What have you learned about practicing cosmetic medicine? What stories can you tell?

There are a few doctors in this field that are simply concerned with the bottom line. Their practices are more like car dealerships than medical offices. That was not the reason most of us went into medicine. We went into medicine to help people and that attitude and goal must continue. In cosmetic surgery the practice is like a business but it should be run like a hospitality business where taking care of the client and serving the client should be of utmost importance. “Bedside manners” of the doctor and the staff are crucial. But the practice should also be a medical practice where the foremost goal is “to do no harm” and to help the patient. The goal of some cosmetic doctors these days is to “sell” as much botox or Restylane as possible or get as much out of their expensive laser purchases as possible. This is not the way I grew up seeing my parents care for their patients and I never wanted to have such a high pressure, sales-driven, factory-type practice.  If your number one goal is taking care of the patients, they will trust you and come back to you and form life-long relationships with you and that leads to happiness and a great practice with a great reputation.

Shervin Naderi MD,Maryland Board Certified Facial Plastic and Reconstructive Surgeon

What advice would you give to other physicians based upon your experiences?

Live in the city you want to live because happiness comes from enjoying life and not necessarily having a busy booming practice. Do good work and never stop learning and improving. Do not be arrogant. Be your own work’s harshest critic. Only perform what you feel comfortable doing and are good at doing. Do not let money drive your practice. Let results and desire to see smiles on your patient’s faces motivate you. Have fun and be compassionate and honest and do not let your job affect your relationships with your family or your staff or your patients. Be a great human being first and foremost and a healer second and a businessman third.
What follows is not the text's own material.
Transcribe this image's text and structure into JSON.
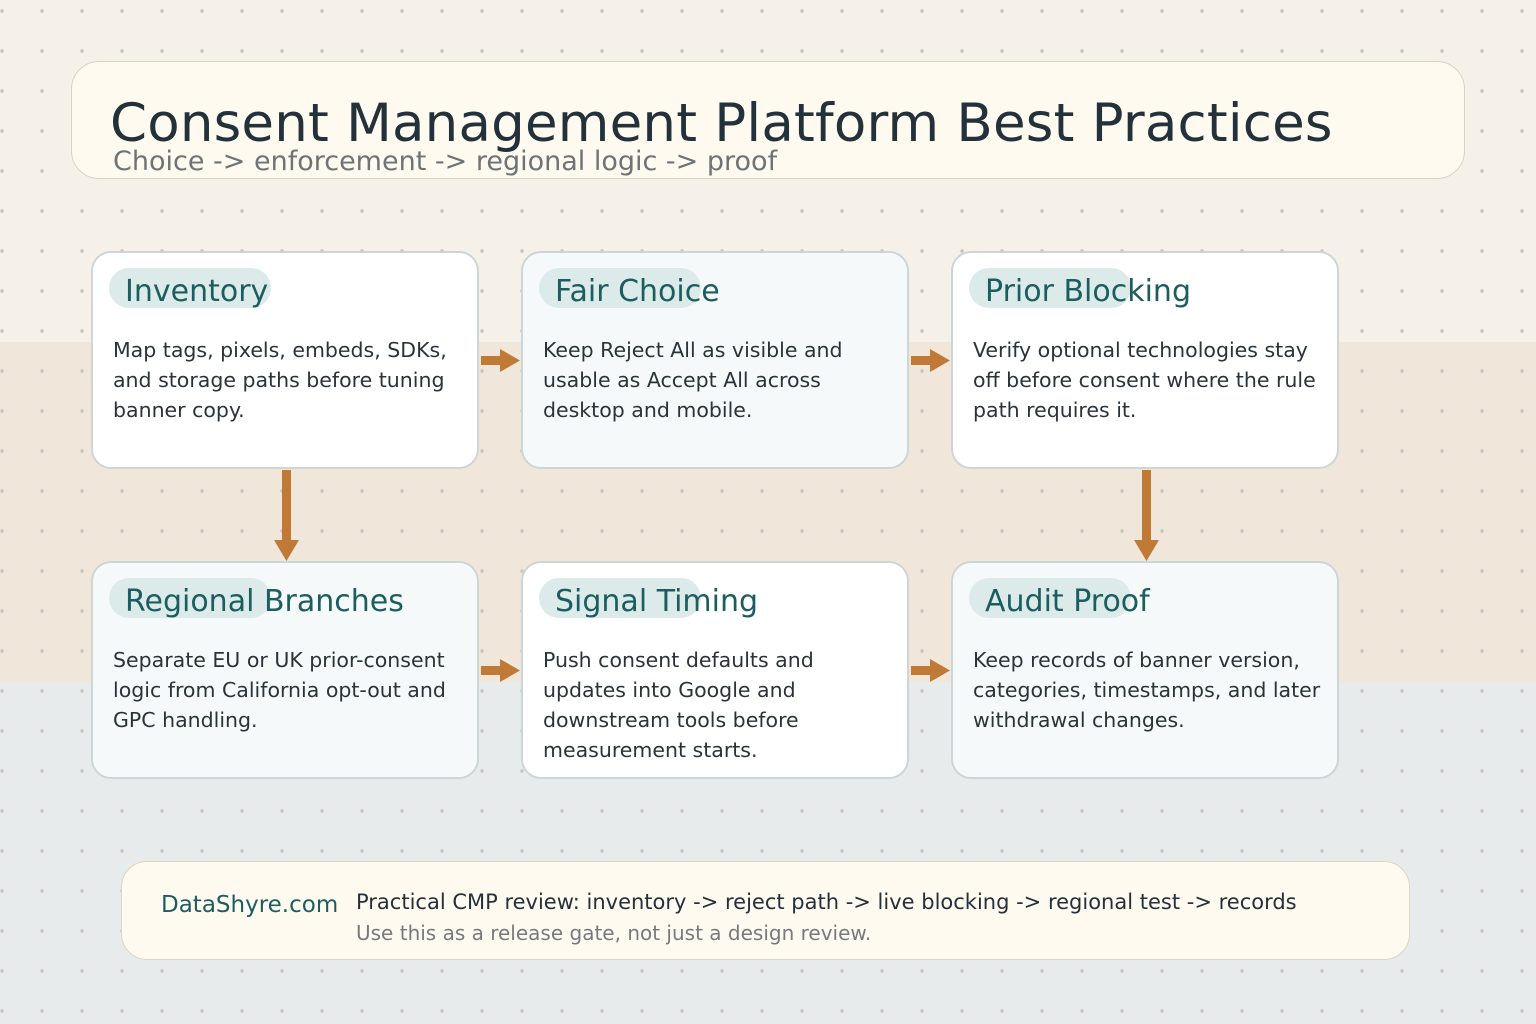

About: Shervin Naderi MD practices at the Naderi Center for Rhinoplasty & Cosmetic Surgery with two locations in Herndon, Virginia and Chevy Chase, Maryland with a special emphasis on Rhinoplasty, Botox, Dysport and filler injections. Dr. Naderi was recognized by the National Institute of Cosmetic And Plastic Surgery Research as an outstanding cosmetic surgeon. He is a clinical assistant professor of Facial Plastic Surgery at the Indiana University School of Medicine Department of Head & Neck Surgery. Guest lecturer at George Washington University School of Medicine Department of Surgery. Author of multiple chapters in major facial plastic surgery and head and neck surgery textbooks on nose surgery (revision rhinoplasty) and facelift surgery (rhytidectomy) techniques. Author of multiple medical papers, the most recent of which was on new techniques in lower eyelid (blepharoplasty) surgery, which he presented at the AAFPRS's annual meeting in Los Angeles, California.
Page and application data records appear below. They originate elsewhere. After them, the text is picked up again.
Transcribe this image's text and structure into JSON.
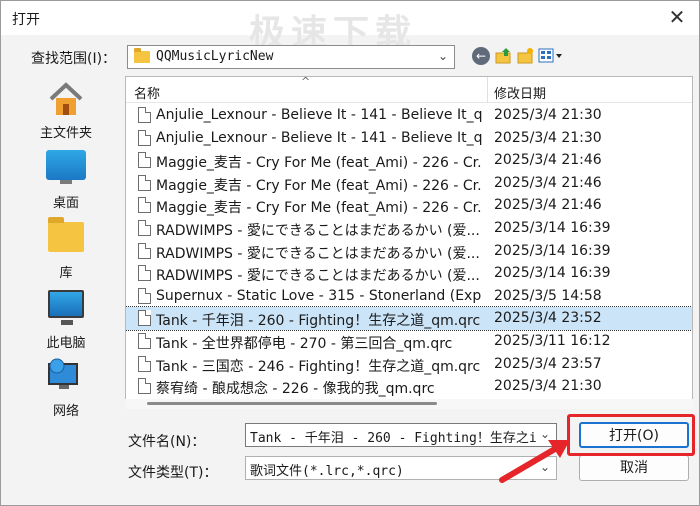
{
  "window": {
    "title": "打开",
    "watermark": "极速下载",
    "close_glyph": "✕"
  },
  "lookin": {
    "label": "查找范围(I)：",
    "value": "QQMusicLyricNew",
    "arrow": "⌄"
  },
  "toolbar": {
    "back_glyph": "←"
  },
  "sidebar": {
    "items": [
      {
        "label": "主文件夹",
        "icon": "home-icon"
      },
      {
        "label": "桌面",
        "icon": "desktop-icon"
      },
      {
        "label": "库",
        "icon": "library-icon"
      },
      {
        "label": "此电脑",
        "icon": "computer-icon"
      },
      {
        "label": "网络",
        "icon": "network-icon"
      }
    ]
  },
  "filelist": {
    "columns": {
      "name": "名称",
      "date": "修改日期",
      "sort_caret": "^"
    },
    "rows": [
      {
        "name": "Anjulie_Lexnour - Believe It - 141 - Believe It_q...",
        "date": "2025/3/4 21:30"
      },
      {
        "name": "Anjulie_Lexnour - Believe It - 141 - Believe It_q...",
        "date": "2025/3/4 21:30"
      },
      {
        "name": "Maggie_麦吉 - Cry For Me (feat_Ami) - 226 - Cr...",
        "date": "2025/3/4 21:46"
      },
      {
        "name": "Maggie_麦吉 - Cry For Me (feat_Ami) - 226 - Cr...",
        "date": "2025/3/4 21:46"
      },
      {
        "name": "Maggie_麦吉 - Cry For Me (feat_Ami) - 226 - Cr...",
        "date": "2025/3/4 21:46"
      },
      {
        "name": "RADWIMPS - 愛にできることはまだあるかい (爱...",
        "date": "2025/3/14 16:39"
      },
      {
        "name": "RADWIMPS - 愛にできることはまだあるかい (爱...",
        "date": "2025/3/14 16:39"
      },
      {
        "name": "RADWIMPS - 愛にできることはまだあるかい (爱...",
        "date": "2025/3/14 16:39"
      },
      {
        "name": "Supernux - Static Love - 315 - Stonerland (Expl...",
        "date": "2025/3/5 14:58"
      },
      {
        "name": "Tank - 千年泪 - 260 - Fighting！生存之道_qm.qrc",
        "date": "2025/3/4 23:52",
        "selected": true
      },
      {
        "name": "Tank - 全世界都停电 - 270 - 第三回合_qm.qrc",
        "date": "2025/3/11 16:12"
      },
      {
        "name": "Tank - 三国恋 - 246 - Fighting！生存之道_qm.qrc",
        "date": "2025/3/4 23:57"
      },
      {
        "name": "蔡宥绮 - 酿成想念 - 226 - 像我的我_qm.qrc",
        "date": "2025/3/4 21:30"
      }
    ]
  },
  "filename": {
    "label": "文件名(N)：",
    "value": "Tank - 千年泪 - 260 - Fighting！生存之i",
    "arrow": "⌄"
  },
  "filetype": {
    "label": "文件类型(T)：",
    "value": "歌词文件(*.lrc,*.qrc)",
    "arrow": "⌄"
  },
  "buttons": {
    "open": "打开(O)",
    "cancel": "取消"
  },
  "colors": {
    "highlight": "#e5252a",
    "selection": "#cce4f7",
    "accent": "#1a73d0"
  }
}
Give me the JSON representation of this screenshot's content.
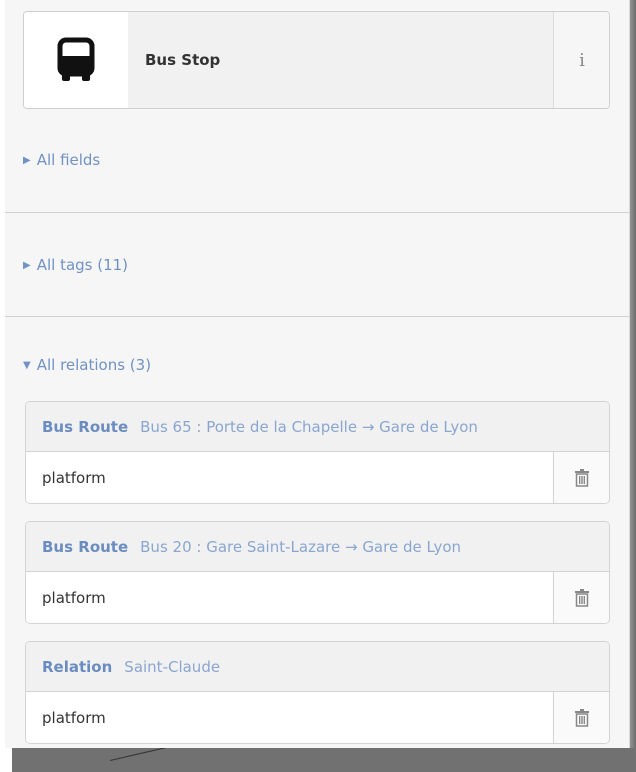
{
  "preset": {
    "name": "Bus Stop",
    "info_label": "i"
  },
  "sections": {
    "fields_label": "All fields",
    "tags_label": "All tags (11)",
    "relations_label": "All relations (3)"
  },
  "relations": [
    {
      "type": "Bus Route",
      "name": "Bus 65 : Porte de la Chapelle → Gare de Lyon",
      "role": "platform"
    },
    {
      "type": "Bus Route",
      "name": "Bus 20 : Gare Saint-Lazare → Gare de Lyon",
      "role": "platform"
    },
    {
      "type": "Relation",
      "name": "Saint-Claude",
      "role": "platform"
    }
  ],
  "colors": {
    "link": "#7092c5",
    "panel_bg": "#f6f6f6"
  }
}
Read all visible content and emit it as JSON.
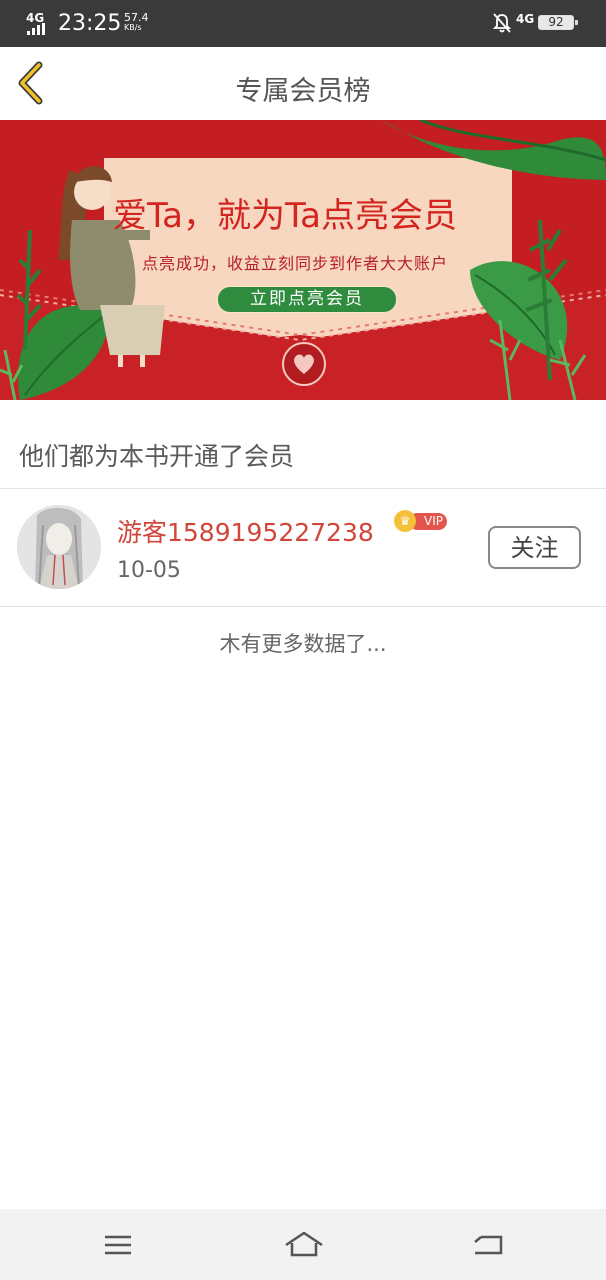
{
  "status_bar": {
    "network_left": "4G",
    "time": "23:25",
    "speed_value": "57.4",
    "speed_unit": "KB/s",
    "network_right": "4G",
    "battery": "92",
    "icons": [
      "signal-icon",
      "mute-bell-icon",
      "battery-icon"
    ]
  },
  "header": {
    "title": "专属会员榜",
    "back_icon": "chevron-left-icon",
    "accent_color": "#f0c02a"
  },
  "banner": {
    "headline": "爱Ta，就为Ta点亮会员",
    "subline": "点亮成功，收益立刻同步到作者大大账户",
    "button_label": "立即点亮会员",
    "colors": {
      "background": "#c41e22",
      "card": "#f7d7c0",
      "button": "#2f8c3f"
    }
  },
  "section": {
    "heading": "他们都为本书开通了会员"
  },
  "members": [
    {
      "name": "游客1589195227238",
      "badge": "VIP",
      "date": "10-05",
      "follow_label": "关注"
    }
  ],
  "list_footer": "木有更多数据了...",
  "nav_bar": {
    "icons": [
      "menu-icon",
      "home-icon",
      "back-icon"
    ]
  }
}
This interview is part of a series of interviews of physicians running medical spas, laser clinics and cosmetic surgery centers. If you'd like to be interviewed, just contact us.